"During the pandemic, factories were shut down, people weren't driving. People really quarantining last spring. That just drove oil prices right into negative territory," Carey said.

Oil and gas prices dropped at the beginning of the pandemic. Supply was plentiful, but demand was not.

"So OPEC scaled back, U.S. oil producers scaled back, every producer cut output. Now, as we start to see recovery, that's a problem. They have not responded much to the increase in demand. That's why oil prices today are $62 a barrel, not $35 a barrel like they were last Halloween,"
Patrick DeHann, head of petroleum analysis at GasBuddy said.

Couple that with the crippling winter storm in Texas and gas prices soared.

"40% of crude production was shut down because all of these refineries closed down. Once they operate again, they're up and running, the situation resumes at these refineries in Texas, the prices should come down," Carey said, "However, oil prices continue to rise so we don't expect gas prices to get much cheaper. We expect oil prices to continue to rise in the coming months."

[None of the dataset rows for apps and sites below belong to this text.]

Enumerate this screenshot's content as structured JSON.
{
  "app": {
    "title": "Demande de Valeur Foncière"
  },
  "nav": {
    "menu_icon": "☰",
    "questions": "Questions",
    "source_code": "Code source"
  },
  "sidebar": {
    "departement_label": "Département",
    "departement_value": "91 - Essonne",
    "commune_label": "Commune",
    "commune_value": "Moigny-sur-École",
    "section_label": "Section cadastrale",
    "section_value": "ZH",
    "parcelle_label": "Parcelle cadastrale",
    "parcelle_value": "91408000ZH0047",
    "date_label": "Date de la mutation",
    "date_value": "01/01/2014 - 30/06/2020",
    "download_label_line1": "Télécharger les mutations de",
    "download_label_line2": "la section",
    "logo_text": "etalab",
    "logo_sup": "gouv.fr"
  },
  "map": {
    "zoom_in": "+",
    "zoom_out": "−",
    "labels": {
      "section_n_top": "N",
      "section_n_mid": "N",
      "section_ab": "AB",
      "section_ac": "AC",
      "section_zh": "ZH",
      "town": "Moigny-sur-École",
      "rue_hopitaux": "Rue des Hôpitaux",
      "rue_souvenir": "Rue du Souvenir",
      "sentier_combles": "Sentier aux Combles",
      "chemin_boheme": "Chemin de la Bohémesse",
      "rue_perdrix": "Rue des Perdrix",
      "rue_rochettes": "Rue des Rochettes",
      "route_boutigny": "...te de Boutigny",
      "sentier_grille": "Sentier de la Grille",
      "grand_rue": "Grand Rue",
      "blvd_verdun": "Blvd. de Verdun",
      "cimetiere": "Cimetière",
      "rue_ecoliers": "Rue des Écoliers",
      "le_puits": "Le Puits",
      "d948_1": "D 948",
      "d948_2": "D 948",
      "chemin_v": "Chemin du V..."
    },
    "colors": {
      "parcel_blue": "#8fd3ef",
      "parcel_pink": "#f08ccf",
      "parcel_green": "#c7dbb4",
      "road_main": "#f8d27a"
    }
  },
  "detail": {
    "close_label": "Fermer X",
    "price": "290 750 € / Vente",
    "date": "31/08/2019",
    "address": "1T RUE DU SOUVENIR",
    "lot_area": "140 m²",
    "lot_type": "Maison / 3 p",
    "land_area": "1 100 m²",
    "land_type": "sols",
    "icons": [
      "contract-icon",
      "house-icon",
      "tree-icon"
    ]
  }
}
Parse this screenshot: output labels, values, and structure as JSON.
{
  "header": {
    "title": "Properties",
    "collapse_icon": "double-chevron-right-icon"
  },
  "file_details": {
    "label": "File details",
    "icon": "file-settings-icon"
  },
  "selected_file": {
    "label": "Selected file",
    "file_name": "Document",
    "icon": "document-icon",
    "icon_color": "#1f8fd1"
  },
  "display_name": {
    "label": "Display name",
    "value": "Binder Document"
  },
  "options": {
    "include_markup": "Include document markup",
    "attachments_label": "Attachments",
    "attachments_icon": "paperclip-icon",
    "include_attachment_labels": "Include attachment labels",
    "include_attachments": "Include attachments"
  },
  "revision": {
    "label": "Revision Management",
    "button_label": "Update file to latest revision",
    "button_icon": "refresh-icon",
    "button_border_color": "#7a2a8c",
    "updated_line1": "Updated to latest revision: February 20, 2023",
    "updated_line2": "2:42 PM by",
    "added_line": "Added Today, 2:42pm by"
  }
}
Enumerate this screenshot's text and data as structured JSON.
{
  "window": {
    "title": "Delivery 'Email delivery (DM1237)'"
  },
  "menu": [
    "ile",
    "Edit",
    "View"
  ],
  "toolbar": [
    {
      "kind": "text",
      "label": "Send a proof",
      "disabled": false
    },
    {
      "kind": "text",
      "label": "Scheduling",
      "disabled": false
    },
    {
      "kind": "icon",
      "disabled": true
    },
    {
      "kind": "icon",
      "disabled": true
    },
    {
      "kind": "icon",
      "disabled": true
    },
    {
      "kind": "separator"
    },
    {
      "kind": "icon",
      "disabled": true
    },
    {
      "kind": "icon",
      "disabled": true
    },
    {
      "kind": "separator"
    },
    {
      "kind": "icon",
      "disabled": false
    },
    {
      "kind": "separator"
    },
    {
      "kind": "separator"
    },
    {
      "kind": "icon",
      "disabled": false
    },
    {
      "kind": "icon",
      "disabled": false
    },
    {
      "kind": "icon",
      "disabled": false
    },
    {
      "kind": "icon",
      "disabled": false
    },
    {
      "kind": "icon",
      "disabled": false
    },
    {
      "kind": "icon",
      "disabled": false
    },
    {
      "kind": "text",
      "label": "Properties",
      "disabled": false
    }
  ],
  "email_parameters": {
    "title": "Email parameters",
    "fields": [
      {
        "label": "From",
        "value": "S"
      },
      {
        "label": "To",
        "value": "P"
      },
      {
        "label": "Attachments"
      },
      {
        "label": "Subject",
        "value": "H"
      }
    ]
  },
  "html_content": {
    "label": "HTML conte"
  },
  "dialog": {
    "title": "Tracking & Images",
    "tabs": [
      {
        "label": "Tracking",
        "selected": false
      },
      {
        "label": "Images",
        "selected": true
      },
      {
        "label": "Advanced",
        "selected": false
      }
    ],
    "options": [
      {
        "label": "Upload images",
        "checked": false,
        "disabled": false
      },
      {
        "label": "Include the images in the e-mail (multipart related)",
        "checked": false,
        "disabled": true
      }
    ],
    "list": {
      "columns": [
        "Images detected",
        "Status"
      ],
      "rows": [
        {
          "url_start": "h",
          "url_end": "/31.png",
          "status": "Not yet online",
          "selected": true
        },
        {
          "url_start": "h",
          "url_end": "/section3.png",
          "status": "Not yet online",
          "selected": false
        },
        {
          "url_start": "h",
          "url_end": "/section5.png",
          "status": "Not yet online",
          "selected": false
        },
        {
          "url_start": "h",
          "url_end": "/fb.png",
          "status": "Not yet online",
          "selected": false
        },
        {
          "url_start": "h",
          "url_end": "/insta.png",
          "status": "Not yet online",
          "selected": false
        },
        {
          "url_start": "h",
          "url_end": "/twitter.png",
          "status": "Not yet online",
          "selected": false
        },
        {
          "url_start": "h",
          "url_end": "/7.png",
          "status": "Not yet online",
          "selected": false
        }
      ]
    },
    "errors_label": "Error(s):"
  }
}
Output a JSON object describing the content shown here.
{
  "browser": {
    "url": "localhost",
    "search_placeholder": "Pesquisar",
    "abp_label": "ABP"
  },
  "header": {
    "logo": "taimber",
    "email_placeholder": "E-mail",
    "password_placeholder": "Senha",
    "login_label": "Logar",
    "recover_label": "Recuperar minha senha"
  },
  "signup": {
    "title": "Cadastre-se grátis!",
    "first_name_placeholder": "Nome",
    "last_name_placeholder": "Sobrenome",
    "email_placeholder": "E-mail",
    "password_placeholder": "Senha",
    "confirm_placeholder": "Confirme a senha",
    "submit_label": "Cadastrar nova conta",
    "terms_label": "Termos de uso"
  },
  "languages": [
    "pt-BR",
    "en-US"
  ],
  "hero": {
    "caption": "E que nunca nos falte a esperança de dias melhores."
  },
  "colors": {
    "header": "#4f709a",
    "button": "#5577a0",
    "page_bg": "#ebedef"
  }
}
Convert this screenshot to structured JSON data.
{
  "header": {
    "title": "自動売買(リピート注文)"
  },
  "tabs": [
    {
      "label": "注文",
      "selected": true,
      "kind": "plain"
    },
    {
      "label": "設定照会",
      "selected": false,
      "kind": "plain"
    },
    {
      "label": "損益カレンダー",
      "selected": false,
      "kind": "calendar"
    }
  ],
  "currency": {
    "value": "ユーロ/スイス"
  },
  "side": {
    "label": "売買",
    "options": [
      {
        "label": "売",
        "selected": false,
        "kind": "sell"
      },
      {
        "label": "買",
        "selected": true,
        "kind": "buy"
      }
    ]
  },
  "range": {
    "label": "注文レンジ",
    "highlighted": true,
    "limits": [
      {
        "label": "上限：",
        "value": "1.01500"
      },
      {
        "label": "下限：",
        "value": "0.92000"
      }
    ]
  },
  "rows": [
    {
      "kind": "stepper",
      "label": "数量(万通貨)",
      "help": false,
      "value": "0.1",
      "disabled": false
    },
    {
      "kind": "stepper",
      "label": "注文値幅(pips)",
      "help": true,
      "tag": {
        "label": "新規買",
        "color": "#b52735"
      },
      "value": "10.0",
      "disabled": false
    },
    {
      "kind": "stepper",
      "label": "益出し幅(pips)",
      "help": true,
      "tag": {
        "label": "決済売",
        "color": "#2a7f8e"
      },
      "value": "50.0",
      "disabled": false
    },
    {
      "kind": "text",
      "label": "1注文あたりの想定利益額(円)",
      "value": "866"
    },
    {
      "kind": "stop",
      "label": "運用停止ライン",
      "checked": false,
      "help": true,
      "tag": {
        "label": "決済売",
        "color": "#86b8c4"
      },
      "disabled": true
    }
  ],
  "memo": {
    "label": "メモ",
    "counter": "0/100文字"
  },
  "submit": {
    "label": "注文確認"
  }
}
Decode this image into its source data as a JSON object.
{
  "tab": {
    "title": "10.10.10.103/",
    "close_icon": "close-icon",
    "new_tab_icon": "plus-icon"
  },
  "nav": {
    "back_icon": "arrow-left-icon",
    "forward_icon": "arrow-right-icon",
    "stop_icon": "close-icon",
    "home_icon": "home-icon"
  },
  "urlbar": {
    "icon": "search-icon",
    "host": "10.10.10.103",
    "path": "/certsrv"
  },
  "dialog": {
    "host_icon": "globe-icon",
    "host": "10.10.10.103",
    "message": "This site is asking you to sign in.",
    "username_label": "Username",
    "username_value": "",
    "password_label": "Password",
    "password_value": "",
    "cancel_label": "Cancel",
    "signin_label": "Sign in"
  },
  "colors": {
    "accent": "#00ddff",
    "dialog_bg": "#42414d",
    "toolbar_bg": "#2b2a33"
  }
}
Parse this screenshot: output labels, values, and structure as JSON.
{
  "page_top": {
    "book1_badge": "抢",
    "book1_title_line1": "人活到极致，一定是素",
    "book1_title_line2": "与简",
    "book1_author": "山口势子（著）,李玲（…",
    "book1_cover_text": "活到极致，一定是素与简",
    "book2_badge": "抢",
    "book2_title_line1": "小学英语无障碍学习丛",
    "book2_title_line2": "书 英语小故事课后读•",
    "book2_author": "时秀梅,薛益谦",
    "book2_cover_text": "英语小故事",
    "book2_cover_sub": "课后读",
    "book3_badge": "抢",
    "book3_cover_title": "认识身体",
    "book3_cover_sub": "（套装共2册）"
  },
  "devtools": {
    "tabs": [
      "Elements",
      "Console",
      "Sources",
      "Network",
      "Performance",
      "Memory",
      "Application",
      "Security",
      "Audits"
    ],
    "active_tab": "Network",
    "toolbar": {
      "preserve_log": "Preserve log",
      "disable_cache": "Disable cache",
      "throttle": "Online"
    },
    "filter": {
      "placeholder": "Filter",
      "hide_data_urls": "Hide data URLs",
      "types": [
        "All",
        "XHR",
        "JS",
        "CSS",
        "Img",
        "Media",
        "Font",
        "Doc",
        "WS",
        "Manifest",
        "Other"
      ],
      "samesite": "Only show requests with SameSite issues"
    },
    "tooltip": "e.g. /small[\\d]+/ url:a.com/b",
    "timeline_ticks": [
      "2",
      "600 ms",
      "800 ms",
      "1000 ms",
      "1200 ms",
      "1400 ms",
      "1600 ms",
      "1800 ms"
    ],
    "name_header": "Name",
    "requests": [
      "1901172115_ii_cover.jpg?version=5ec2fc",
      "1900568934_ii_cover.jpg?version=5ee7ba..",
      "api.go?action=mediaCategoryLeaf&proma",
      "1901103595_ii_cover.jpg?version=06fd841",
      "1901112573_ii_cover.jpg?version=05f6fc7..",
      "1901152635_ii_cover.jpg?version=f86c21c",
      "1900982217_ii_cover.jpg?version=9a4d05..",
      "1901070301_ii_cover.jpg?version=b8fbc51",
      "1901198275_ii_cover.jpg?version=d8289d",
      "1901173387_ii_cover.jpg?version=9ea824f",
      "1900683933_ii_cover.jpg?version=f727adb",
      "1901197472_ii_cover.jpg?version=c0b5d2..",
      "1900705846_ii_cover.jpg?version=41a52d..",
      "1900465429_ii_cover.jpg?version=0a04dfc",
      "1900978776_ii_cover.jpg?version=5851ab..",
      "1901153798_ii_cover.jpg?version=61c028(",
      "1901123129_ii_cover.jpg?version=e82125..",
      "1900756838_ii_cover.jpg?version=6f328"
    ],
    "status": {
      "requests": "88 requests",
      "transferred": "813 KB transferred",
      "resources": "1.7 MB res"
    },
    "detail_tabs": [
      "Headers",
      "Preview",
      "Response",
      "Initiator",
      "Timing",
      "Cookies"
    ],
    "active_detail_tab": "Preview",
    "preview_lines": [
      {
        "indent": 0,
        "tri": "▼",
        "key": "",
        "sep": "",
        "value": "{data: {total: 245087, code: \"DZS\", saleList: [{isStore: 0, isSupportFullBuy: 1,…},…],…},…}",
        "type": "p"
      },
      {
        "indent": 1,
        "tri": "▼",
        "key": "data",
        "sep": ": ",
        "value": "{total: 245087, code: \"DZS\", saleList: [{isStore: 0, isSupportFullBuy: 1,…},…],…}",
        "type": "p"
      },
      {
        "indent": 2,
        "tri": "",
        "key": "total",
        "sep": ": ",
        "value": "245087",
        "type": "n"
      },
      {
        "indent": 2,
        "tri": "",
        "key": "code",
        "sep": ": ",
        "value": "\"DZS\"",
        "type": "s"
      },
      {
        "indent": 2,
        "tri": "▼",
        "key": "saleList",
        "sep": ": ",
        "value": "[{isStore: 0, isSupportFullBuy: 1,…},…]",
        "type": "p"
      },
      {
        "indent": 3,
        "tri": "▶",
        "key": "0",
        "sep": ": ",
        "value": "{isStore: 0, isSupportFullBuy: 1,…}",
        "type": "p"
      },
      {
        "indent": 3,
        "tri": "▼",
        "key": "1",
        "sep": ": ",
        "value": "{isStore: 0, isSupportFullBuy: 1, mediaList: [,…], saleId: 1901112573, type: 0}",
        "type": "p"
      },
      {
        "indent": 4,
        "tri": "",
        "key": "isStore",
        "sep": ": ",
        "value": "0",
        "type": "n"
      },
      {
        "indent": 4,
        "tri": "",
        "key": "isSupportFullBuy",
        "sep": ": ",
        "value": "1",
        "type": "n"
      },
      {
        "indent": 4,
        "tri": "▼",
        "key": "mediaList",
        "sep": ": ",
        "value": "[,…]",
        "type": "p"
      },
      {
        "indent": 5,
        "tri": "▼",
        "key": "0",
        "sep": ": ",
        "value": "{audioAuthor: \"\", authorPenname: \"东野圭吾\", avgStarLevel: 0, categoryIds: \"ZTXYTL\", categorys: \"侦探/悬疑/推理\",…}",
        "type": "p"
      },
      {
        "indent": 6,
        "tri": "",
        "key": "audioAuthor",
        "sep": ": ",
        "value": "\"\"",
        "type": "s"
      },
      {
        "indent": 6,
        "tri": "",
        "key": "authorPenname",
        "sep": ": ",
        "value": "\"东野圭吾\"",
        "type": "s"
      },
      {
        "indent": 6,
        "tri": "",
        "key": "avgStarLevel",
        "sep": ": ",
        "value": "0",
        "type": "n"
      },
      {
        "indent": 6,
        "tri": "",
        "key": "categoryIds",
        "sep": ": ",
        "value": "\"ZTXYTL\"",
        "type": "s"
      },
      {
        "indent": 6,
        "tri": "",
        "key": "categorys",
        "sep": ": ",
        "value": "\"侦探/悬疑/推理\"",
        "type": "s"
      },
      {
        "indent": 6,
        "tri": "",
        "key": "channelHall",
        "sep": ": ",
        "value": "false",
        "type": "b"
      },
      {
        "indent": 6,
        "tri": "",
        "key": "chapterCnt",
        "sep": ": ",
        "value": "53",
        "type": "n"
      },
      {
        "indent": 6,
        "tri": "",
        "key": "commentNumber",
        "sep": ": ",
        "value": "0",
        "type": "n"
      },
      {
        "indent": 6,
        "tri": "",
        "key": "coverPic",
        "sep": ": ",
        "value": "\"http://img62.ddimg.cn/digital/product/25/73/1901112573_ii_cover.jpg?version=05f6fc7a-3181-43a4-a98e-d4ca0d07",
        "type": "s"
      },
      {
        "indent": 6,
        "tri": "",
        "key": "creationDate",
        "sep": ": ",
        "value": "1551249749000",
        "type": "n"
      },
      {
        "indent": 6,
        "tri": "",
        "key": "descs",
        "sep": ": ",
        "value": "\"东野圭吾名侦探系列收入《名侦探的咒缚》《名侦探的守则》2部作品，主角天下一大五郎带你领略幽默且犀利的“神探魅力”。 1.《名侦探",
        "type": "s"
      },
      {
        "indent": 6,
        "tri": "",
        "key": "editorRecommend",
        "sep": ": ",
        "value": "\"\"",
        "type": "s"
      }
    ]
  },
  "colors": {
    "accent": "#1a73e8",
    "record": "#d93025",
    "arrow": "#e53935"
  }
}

While gas prices will come down, they may not drop as low as the $2.55 a gallon seen last week.

"Say prices come down $0.07 or $0.08. Then they'll slowly creep up. As we get to summer, prices are going to increase then as well because many switch over to the summer blend of fuel. It's more expensive to make than the winter blend of fuel. Of course demand is always higher in the summer months so we don't expect any cheap gas prices any time soon," Carey said.

To save on gas, experts said to do your research.

"If you're not shopping around, you're probably flushing money down the toilet," DeHann said.

Experts said to explore different gas prices online or through free apps like GasBuddy or the AAA Mobile App. It could save you up to $00.50 per gallon.